Any comments that report criminal activity including: suicidal behaviour or sexual assault will be reported to appropriate authorities including OSI. This forum is not:

  • This forum is not to be used to report criminal activity. If you have information for law enforcement, please contact OSI or your local police agency.
  • Do not submit unsolicited proposals, or other business ideas or inquiries to this forum. This site is not to be used for contracting or commercial business.
  • This forum may not be used for the submission of any claim, demand, informal or formal complaint, or any other form of legal and/or administrative notice or process, or for the exhaustion of any legal and/or administrative remedy.

AF does not guarantee or warrant that any information posted by individuals on this forum is correct, and disclaims any liability for any loss or damage resulting from reliance on any such information. AF may not be able to verify, does not warrant or guarantee, and assumes no liability for anything posted on this website by any other person. AF does not endorse, support or otherwise promote any private or commercial entity or the information, products or services contained on those websites that may be reached through links on our website.

Members of the media are asked to send questions to the public affairs through their normal channels and to refrain from submitting questions here as comments. Reporter questions will not be posted. We recognize that the Web is a 24/7 medium, and your comments are welcome at any time. However, given the need to manage federal resources, moderating and posting of comments will occur during regular business hours Monday through Friday. Comments submitted after hours or on weekends will be read and posted as early as possible; in most cases, this means the next business day.

For the benefit of robust discussion, we ask that comments remain "on-topic." This means that comments will be posted only as it relates to the topic that is being discussed within the blog post. The views expressed on the site by non-federal commentators do not necessarily reflect the official views of the AF or the Federal Government.

To protect your own privacy and the privacy of others, please do not include personally identifiable information, such as name, Social Security number, DoD ID number, OSI Case number, phone numbers or email addresses in the body of your comment. If you do voluntarily include personally identifiable information in your comment, such as your name, that comment may or may not be posted on the page. If your comment is posted, your name will not be redacted or removed. In no circumstances will comments be posted that contain Social Security numbers, DoD ID numbers, OSI case numbers, addresses, email address or phone numbers. The default for the posting of comments is "anonymous", but if you opt not to, any information, including your login name, may be displayed on our site.

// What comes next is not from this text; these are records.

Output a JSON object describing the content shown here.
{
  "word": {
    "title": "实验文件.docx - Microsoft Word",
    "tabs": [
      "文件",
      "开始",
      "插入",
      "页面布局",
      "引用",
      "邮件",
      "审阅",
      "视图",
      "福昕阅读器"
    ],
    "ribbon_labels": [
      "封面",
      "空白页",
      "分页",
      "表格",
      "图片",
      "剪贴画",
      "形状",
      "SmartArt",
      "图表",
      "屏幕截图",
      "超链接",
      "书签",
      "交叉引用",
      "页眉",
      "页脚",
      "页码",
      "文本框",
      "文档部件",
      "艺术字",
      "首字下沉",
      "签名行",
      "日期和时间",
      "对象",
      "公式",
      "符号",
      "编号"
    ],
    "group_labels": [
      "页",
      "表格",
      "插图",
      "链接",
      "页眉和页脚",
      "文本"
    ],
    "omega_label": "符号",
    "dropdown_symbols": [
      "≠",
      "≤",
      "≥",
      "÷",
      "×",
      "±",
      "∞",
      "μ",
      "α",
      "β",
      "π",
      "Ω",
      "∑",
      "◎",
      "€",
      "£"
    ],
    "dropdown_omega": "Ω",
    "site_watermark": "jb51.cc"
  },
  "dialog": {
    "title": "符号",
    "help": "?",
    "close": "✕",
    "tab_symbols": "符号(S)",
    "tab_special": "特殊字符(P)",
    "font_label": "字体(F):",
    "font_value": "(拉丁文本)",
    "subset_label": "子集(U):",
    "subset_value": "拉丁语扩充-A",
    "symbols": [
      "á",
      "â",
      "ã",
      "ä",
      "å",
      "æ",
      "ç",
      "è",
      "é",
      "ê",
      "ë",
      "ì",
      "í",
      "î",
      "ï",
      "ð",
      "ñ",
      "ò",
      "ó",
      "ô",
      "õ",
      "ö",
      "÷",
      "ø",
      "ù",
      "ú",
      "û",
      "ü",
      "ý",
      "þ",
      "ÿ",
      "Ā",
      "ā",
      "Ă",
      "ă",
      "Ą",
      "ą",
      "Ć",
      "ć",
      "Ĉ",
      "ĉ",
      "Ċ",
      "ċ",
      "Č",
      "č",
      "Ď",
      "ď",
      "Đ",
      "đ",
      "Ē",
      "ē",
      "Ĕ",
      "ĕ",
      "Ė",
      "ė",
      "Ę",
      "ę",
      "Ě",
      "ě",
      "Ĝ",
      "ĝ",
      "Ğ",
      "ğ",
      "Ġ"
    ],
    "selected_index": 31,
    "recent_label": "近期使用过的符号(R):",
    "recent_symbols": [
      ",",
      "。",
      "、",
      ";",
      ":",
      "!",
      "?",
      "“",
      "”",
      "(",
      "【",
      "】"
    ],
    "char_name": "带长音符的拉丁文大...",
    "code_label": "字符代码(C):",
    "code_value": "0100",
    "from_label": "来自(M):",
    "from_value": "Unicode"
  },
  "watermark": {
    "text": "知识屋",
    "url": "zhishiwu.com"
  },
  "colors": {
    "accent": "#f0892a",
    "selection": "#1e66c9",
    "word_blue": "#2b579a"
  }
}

Thank you for taking the time to read this comment policy. We encourage your participation in our discussion and look forward to an active exchange of ideas.